Inside are emotions, hidden secrets which Magogo reveals at her will.
Stuck in a marriage of convenience, her’s was a life under constraint. A life lived to please authority,
In 1906, during the time of the Zulu Rebellion against Poll tax that was being imposed by the Natal white Government, Dinizulu (who was viewed as an instigator) was arrested. Magogo vividly remembered this moment, as she would relate how the British officers gave her a biscuit, as she watched her father being taken. Magogo grew up essentially as an orphan. Magogo describes her upbringing as unhappy, as she was taken away from home, soon after her father was arrested. She was brought up in the Buthelezi homestead.
This is important in understanding the character of ugubhu music. The way in which ugubhu is played performs aloneness. It is an instrument of a highly intimate quality, you sing to yourself essentially. And the sonic field that is produced by the resonater of the instrument creates the accompaniment.
Her songs are in a way not so different from the laments king David, in the bible, would sing while accompanying himself on the lyre. Magogo would have been familiar with David’s Hebrew songs, as she would later relate that she read through the bible from beginning to end, many times in her lifetime. Both are quite personal instruments, they are for a chamber setting rather than for a mass public performance.
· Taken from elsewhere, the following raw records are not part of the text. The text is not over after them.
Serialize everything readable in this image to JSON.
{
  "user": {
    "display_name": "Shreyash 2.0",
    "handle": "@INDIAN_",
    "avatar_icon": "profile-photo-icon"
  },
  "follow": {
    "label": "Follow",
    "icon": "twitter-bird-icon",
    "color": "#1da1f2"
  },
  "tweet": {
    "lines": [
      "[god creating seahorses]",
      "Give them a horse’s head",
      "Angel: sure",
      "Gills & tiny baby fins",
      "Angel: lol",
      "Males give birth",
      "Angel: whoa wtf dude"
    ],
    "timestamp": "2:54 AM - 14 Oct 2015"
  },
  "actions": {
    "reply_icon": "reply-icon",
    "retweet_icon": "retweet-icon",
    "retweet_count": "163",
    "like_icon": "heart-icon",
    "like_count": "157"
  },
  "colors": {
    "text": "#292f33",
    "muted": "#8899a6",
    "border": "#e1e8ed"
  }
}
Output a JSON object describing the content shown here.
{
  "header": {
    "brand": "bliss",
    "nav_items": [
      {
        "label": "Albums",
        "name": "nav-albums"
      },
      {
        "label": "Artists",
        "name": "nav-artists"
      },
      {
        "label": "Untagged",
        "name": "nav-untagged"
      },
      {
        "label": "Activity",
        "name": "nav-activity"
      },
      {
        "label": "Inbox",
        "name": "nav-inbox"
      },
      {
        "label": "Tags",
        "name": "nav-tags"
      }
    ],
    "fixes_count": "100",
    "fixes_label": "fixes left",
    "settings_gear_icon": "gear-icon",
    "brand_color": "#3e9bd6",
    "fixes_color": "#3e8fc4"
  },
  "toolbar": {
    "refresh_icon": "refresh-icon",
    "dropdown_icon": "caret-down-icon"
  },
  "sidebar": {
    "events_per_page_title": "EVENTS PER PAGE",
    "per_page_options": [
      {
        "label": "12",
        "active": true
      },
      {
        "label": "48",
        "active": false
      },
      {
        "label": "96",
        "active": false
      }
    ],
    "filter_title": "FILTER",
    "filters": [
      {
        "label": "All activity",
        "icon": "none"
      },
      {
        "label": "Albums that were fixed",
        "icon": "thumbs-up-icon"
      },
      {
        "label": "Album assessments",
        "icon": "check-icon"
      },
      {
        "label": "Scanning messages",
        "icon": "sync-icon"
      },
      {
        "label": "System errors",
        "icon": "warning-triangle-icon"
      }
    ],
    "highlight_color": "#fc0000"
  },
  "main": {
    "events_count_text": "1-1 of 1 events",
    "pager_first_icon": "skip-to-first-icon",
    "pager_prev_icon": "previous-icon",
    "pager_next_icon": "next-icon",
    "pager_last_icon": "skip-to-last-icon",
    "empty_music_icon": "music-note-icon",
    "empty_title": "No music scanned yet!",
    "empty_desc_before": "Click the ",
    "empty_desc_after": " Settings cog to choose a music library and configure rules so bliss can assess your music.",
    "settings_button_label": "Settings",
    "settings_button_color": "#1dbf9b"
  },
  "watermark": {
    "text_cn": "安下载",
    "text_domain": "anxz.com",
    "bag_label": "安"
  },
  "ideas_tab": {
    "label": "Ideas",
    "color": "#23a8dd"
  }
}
As the lyre is with merely 5-strings, ugubhu is also of merely 2-fundamentals, upon which the entire vocal texture extrapolated.
In fact if you look at the instances in which David is reported to have picked up his lyre and sung a song, it was at those times when he was experiencing psychological loneliness, a time of depression where he would plead to God for an answer to his doubts. These were at points where he was experiencing disappointment with his reality.
There is something to be said about Magogo and David spending time alone as they were growing up, just as David spent a lot of time alone, as the youngest of his brothers and a shepherd boy, Magogo too spent a lot of time alone in the Buthelezi homestead—the family household with an acute awareness of the little girl who belonged to the opposing clan.
There is a way in which her musical expression replays this primal scene of loneliness. She responds to her own questions while she is singing. She enacts her own dramas.
It is under this scenario of the isolated singer that Magogo’s ugubhu songs take their form. Her instrument stands-in for the group of singers who are not there. In a sense, Magogo’s individual style of making music also refutes the belief that traditional Africans were always singing as one-big-happy-group.
Princess Magogo died in 1984.
In 2003, she was posthumously awarded the The Presidential Order of Ikhamanga in Gold for her “a life of prolific musical composition, and outstanding contribution to the preservation of traditional music in South Africa”. And later she was awarded a Lifetime Achievement SAMA (South African Music Award).